So when I started getting really into paintball in early 2008, you can imagine how field stripping this thing for the first time was. To say it was daunting would be an understatement; I was suddenly confronted with a whole array of parts, and I'd long ago lost the owners manual. As daunting as this was at first, after about ten minutes of fiddling with things, I had it down. It's like working on your favorite old car; yea, the first time you open up the hood, it'll be confusing. but with two hands and some common sense, you can figure it out in no time. And if, by the end of the first field strip, you still find it daunting, think of it this way. By the time your 98 needs another field strip, you probably won't remember how bad it was the first time around.
Operation is simple, and shooting this thing is just... fun. Despite being the proud owner of an Eclipse SL, I still shoot this every now and again. There's just something about flipping a manual safety off, pulling back on the charging lever, and feeling that kick against your shoulder, that unmistakeable loud pop, every time you pull the trigger that reminds you of why exactly you first started playing paintball. It's very much a "grab and go" kind of marker.
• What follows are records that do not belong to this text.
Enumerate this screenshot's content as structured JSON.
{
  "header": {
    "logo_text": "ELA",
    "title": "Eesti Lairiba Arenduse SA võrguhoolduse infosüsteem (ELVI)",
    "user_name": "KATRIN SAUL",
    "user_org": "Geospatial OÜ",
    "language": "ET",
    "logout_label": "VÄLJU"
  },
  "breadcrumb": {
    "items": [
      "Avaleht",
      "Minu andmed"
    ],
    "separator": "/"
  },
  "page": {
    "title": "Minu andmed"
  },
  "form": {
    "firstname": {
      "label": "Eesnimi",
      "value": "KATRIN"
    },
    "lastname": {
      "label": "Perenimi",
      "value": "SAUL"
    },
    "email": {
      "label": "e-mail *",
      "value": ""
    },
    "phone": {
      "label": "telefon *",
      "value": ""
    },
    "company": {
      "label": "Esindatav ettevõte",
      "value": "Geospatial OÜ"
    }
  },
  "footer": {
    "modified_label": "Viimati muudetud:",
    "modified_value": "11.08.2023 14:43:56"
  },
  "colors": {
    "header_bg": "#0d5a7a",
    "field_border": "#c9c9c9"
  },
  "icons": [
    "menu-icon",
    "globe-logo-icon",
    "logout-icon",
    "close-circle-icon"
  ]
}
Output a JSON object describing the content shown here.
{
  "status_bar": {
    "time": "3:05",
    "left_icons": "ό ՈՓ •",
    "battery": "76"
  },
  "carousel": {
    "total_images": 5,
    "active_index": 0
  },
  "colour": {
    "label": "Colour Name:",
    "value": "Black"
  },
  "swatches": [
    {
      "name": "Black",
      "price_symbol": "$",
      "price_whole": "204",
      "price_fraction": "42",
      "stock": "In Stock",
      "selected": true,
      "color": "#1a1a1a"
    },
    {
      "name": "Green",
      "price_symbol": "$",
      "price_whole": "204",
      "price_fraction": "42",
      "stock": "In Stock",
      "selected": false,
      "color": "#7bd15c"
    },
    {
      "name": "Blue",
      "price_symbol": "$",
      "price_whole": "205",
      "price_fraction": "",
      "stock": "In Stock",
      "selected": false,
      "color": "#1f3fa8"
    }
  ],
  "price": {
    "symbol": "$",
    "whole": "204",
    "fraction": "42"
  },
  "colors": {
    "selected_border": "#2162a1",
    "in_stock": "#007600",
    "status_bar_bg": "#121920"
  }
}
Yea, it has some kick. This might bother some, but to anyone that's ever used a real firearm, you'll barely notice it. As a shooting platform, the 98, with its built in front grip, is very stable, allowing you to get a good feel for the marker. The iron sights are a joke, but you can use the front sight as a sort of landmark for where your shots are landing. There are any number of things you can do to a 98 nowadays, so for those of you that want more, you can get it.
The tippmann 98 is the perfect beginner's marker. It is high quality, extraordinarily dependable, and equally low maintanence. It's a gun that doesn't need to be babied to work well, and can afford the common mistakes new players make in maintaining their markers.
In closing, if you're considering getting into the sport, and are wondering which of the many "beginner's" markers to get, wonder no more. The 98 is, in my humble opinion, one of the best paintball markers ever made in terms of value, reliability, and ease of use. Six years after buying this marker, I still hold every other paintball marker to its standard of durability and quality. It still rides in my gearbag, right alongside my SL8R. That should tell you something.
Go with a tippmann. You might just get hooked. 10/10 for being everything a marker should be and for getting me addicted to paintball.